WHAT IS EXPECTED:
In the material beneath, how many lines contain the word "background"? Give the count alone.

RECORDS SHOWN:
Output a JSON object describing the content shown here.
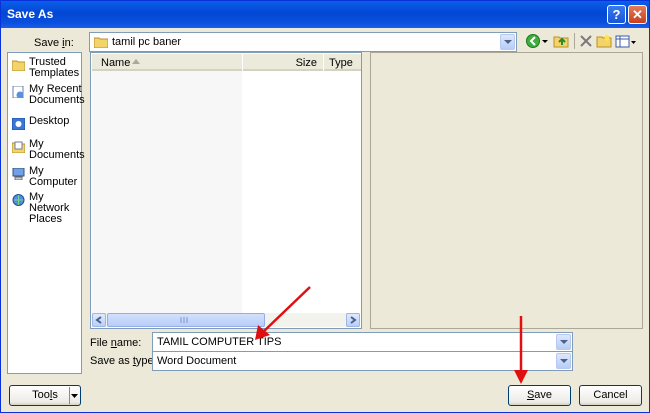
{
  "window": {
    "title": "Save As",
    "help_label": "?",
    "close_label": "✕"
  },
  "save_in": {
    "label_pre": "Save ",
    "label_key": "i",
    "label_post": "n:",
    "value": "tamil pc baner"
  },
  "places": [
    {
      "line1": "Trusted",
      "line2": "Templates",
      "icon": "folder-icon"
    },
    {
      "line1": "My Recent",
      "line2": "Documents",
      "icon": "recent-documents-icon"
    },
    {
      "line1": "Desktop",
      "line2": "",
      "icon": "desktop-icon"
    },
    {
      "line1": "My",
      "line2": "Documents",
      "icon": "my-documents-icon"
    },
    {
      "line1": "My",
      "line2": "Computer",
      "icon": "my-computer-icon"
    },
    {
      "line1": "My Network",
      "line2": "Places",
      "icon": "network-places-icon"
    }
  ],
  "columns": {
    "name": "Name",
    "size": "Size",
    "type": "Type"
  },
  "file_name": {
    "label_pre": "File ",
    "label_key": "n",
    "label_post": "ame:",
    "value": "TAMIL COMPUTER TIPS"
  },
  "save_type": {
    "label_pre": "Save as ",
    "label_key": "t",
    "label_post": "ype:",
    "value": "Word Document"
  },
  "buttons": {
    "tools_pre": "Too",
    "tools_key": "l",
    "tools_post": "s",
    "save_key": "S",
    "save_post": "ave",
    "cancel": "Cancel"
  },
  "colors": {
    "title_bar": "#0a5fe9",
    "dialog_bg": "#ece9d8",
    "annotation_arrow": "#e01010"
  }
}
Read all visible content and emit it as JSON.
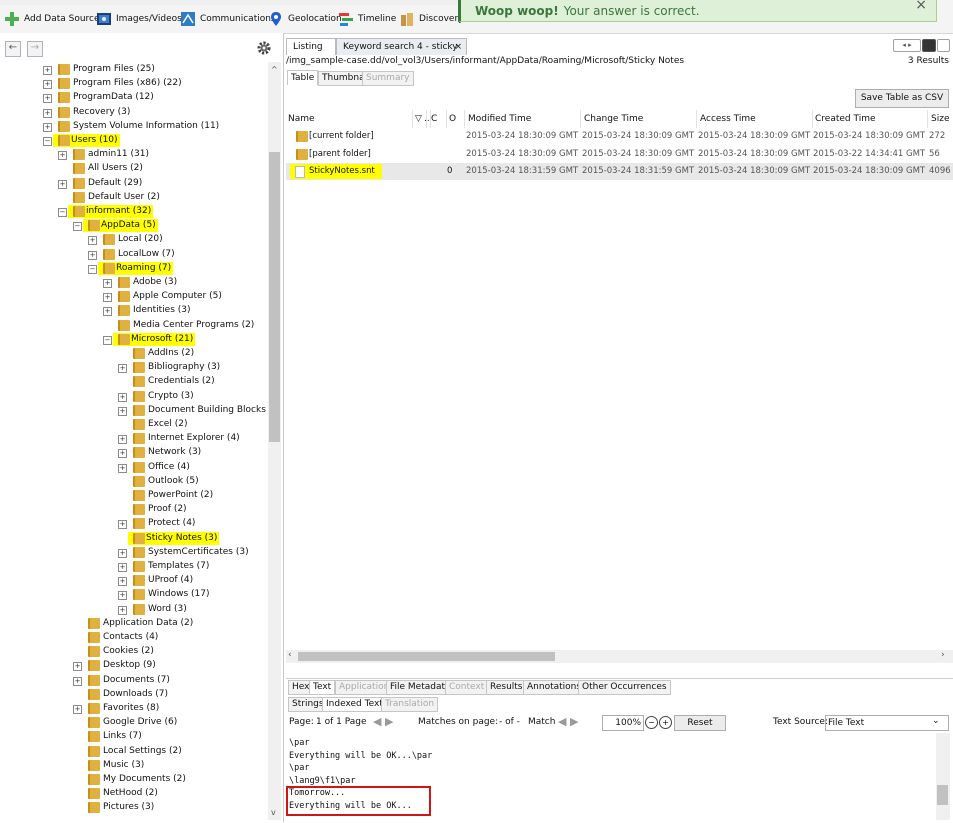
{
  "toolbar": {
    "items": [
      {
        "label": "Add Data Source",
        "icon": "plus-icon"
      },
      {
        "label": "Images/Videos",
        "icon": "images-icon"
      },
      {
        "label": "Communications",
        "icon": "communications-icon"
      },
      {
        "label": "Geolocation",
        "icon": "location-pin-icon"
      },
      {
        "label": "Timeline",
        "icon": "timeline-icon"
      },
      {
        "label": "Discovery",
        "icon": "discovery-icon"
      }
    ]
  },
  "notification": {
    "title": "Woop woop!",
    "message": "Your answer is correct.",
    "close": "×"
  },
  "nav": {
    "back": "←",
    "forward": "→"
  },
  "tree": {
    "nodes": [
      {
        "label": "Program Files (25)"
      },
      {
        "label": "Program Files (x86) (22)"
      },
      {
        "label": "ProgramData (12)"
      },
      {
        "label": "Recovery (3)"
      },
      {
        "label": "System Volume Information (11)"
      },
      {
        "label": "Users (10)"
      },
      {
        "label": "admin11 (31)"
      },
      {
        "label": "All Users (2)"
      },
      {
        "label": "Default (29)"
      },
      {
        "label": "Default User (2)"
      },
      {
        "label": "informant (32)"
      },
      {
        "label": "AppData (5)"
      },
      {
        "label": "Local (20)"
      },
      {
        "label": "LocalLow (7)"
      },
      {
        "label": "Roaming (7)"
      },
      {
        "label": "Adobe (3)"
      },
      {
        "label": "Apple Computer (5)"
      },
      {
        "label": "Identities (3)"
      },
      {
        "label": "Media Center Programs (2)"
      },
      {
        "label": "Microsoft (21)"
      },
      {
        "label": "AddIns (2)"
      },
      {
        "label": "Bibliography (3)"
      },
      {
        "label": "Credentials (2)"
      },
      {
        "label": "Crypto (3)"
      },
      {
        "label": "Document Building Blocks (3)"
      },
      {
        "label": "Excel (2)"
      },
      {
        "label": "Internet Explorer (4)"
      },
      {
        "label": "Network (3)"
      },
      {
        "label": "Office (4)"
      },
      {
        "label": "Outlook (5)"
      },
      {
        "label": "PowerPoint (2)"
      },
      {
        "label": "Proof (2)"
      },
      {
        "label": "Protect (4)"
      },
      {
        "label": "Sticky Notes (3)"
      },
      {
        "label": "SystemCertificates (3)"
      },
      {
        "label": "Templates (7)"
      },
      {
        "label": "UProof (4)"
      },
      {
        "label": "Windows (17)"
      },
      {
        "label": "Word (3)"
      },
      {
        "label": "Application Data (2)"
      },
      {
        "label": "Contacts (4)"
      },
      {
        "label": "Cookies (2)"
      },
      {
        "label": "Desktop (9)"
      },
      {
        "label": "Documents (7)"
      },
      {
        "label": "Downloads (7)"
      },
      {
        "label": "Favorites (8)"
      },
      {
        "label": "Google Drive (6)"
      },
      {
        "label": "Links (7)"
      },
      {
        "label": "Local Settings (2)"
      },
      {
        "label": "Music (3)"
      },
      {
        "label": "My Documents (2)"
      },
      {
        "label": "NetHood (2)"
      },
      {
        "label": "Pictures (3)"
      }
    ]
  },
  "tabs": [
    {
      "label": "Listing"
    },
    {
      "label": "Keyword search 4 - sticky",
      "close": "×"
    }
  ],
  "path": "/img_sample-case.dd/vol_vol3/Users/informant/AppData/Roaming/Microsoft/Sticky Notes",
  "results_count": "3  Results",
  "view_tabs": {
    "table": "Table",
    "thumbnail": "Thumbnail",
    "summary": "Summary"
  },
  "save_csv": "Save Table as CSV",
  "columns": {
    "name": "Name",
    "s": "▽",
    "dots": "..",
    "c": "C",
    "o": "O",
    "modified": "Modified Time",
    "change": "Change Time",
    "access": "Access Time",
    "created": "Created Time",
    "size": "Size"
  },
  "rows": [
    {
      "name": "[current folder]",
      "o": "",
      "modified": "2015-03-24 18:30:09 GMT",
      "change": "2015-03-24 18:30:09 GMT",
      "access": "2015-03-24 18:30:09 GMT",
      "created": "2015-03-24 18:30:09 GMT",
      "size": "272"
    },
    {
      "name": "[parent folder]",
      "o": "",
      "modified": "2015-03-24 18:30:09 GMT",
      "change": "2015-03-24 18:30:09 GMT",
      "access": "2015-03-24 18:30:09 GMT",
      "created": "2015-03-22 14:34:41 GMT",
      "size": "56"
    },
    {
      "name": "StickyNotes.snt",
      "o": "0",
      "modified": "2015-03-24 18:31:59 GMT",
      "change": "2015-03-24 18:31:59 GMT",
      "access": "2015-03-24 18:30:09 GMT",
      "created": "2015-03-24 18:30:09 GMT",
      "size": "4096"
    }
  ],
  "bottom_tabs": {
    "hex": "Hex",
    "text": "Text",
    "application": "Application",
    "file_metadata": "File Metadata",
    "context": "Context",
    "results": "Results",
    "annotations": "Annotations",
    "other": "Other Occurrences"
  },
  "text_subtabs": {
    "strings": "Strings",
    "indexed": "Indexed Text",
    "translation": "Translation"
  },
  "controls": {
    "page_label": "Page:",
    "page_value": "1 of 1 Page",
    "matches_label": "Matches on page:",
    "matches_value": "- of -",
    "match_label": "Match",
    "zoom": "100%",
    "reset": "Reset",
    "source_label": "Text Source:",
    "source_value": "File Text"
  },
  "text_lines": [
    "\\par",
    "Everything will be OK...\\par",
    "\\par",
    "\\lang9\\f1\\par",
    "Tomorrow...",
    "Everything will be OK..."
  ]
}
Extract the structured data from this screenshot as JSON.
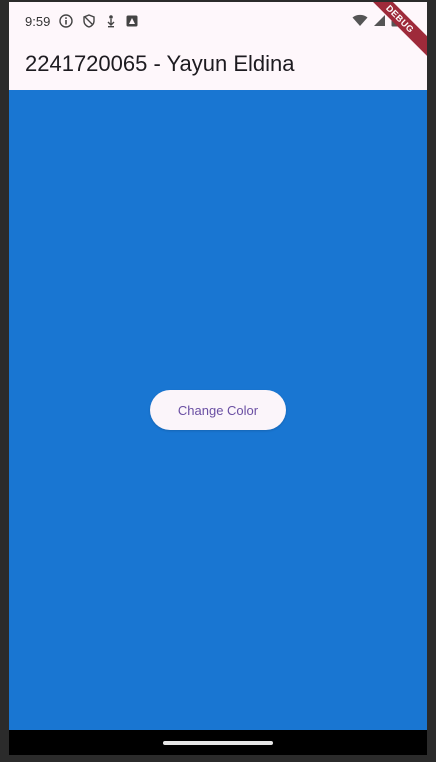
{
  "status_bar": {
    "time": "9:59",
    "left_icons": [
      "info-icon",
      "shield-icon",
      "download-icon",
      "app-icon"
    ],
    "right_icons": [
      "wifi-icon",
      "signal-icon",
      "battery-icon"
    ]
  },
  "app_bar": {
    "title": "2241720065 - Yayun Eldina",
    "background": "#fef7fb"
  },
  "debug_banner": {
    "label": "DEBUG",
    "color": "#9e2a3a"
  },
  "content": {
    "background": "#1976d2",
    "button_label": "Change Color",
    "button_text_color": "#6a4fa3"
  },
  "nav_bar": {
    "background": "#000000",
    "home_indicator": "home-indicator"
  }
}
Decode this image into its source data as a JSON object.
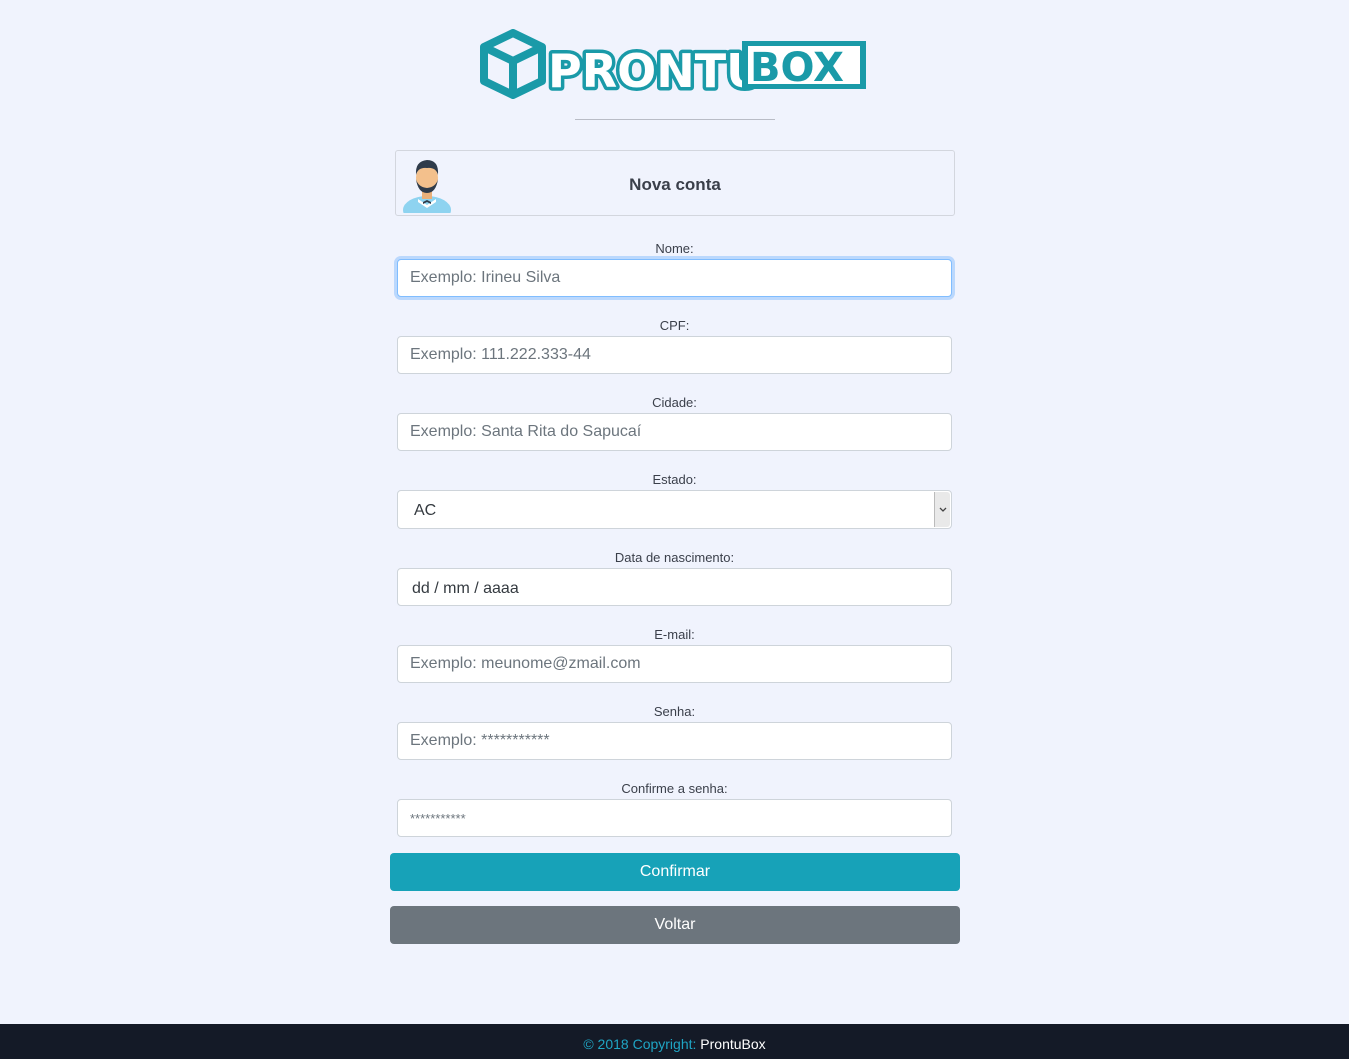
{
  "brand": {
    "logo_text": "PRONTUBOX",
    "logo_color": "#1a9aa8"
  },
  "header": {
    "title": "Nova conta",
    "avatar_icon": "user-avatar-icon"
  },
  "form": {
    "nome": {
      "label": "Nome:",
      "placeholder": "Exemplo: Irineu Silva",
      "value": ""
    },
    "cpf": {
      "label": "CPF:",
      "placeholder": "Exemplo: 111.222.333-44",
      "value": ""
    },
    "cidade": {
      "label": "Cidade:",
      "placeholder": "Exemplo: Santa Rita do Sapucaí",
      "value": ""
    },
    "estado": {
      "label": "Estado:",
      "selected": "AC"
    },
    "nascimento": {
      "label": "Data de nascimento:",
      "placeholder": "dd / mm / aaaa"
    },
    "email": {
      "label": "E-mail:",
      "placeholder": "Exemplo: meunome@zmail.com",
      "value": ""
    },
    "senha": {
      "label": "Senha:",
      "placeholder": "Exemplo: ***********",
      "value": ""
    },
    "confirmar_senha": {
      "label": "Confirme a senha:",
      "placeholder": "***********",
      "value": ""
    }
  },
  "buttons": {
    "confirm_label": "Confirmar",
    "back_label": "Voltar"
  },
  "footer": {
    "copyright": "© 2018 Copyright:",
    "brand": "ProntuBox"
  },
  "colors": {
    "accent": "#17a2b8",
    "secondary": "#6c757d",
    "background": "#f0f3fd",
    "footer": "#141a27"
  }
}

SOLUTION TO THIS PROBLEM:
4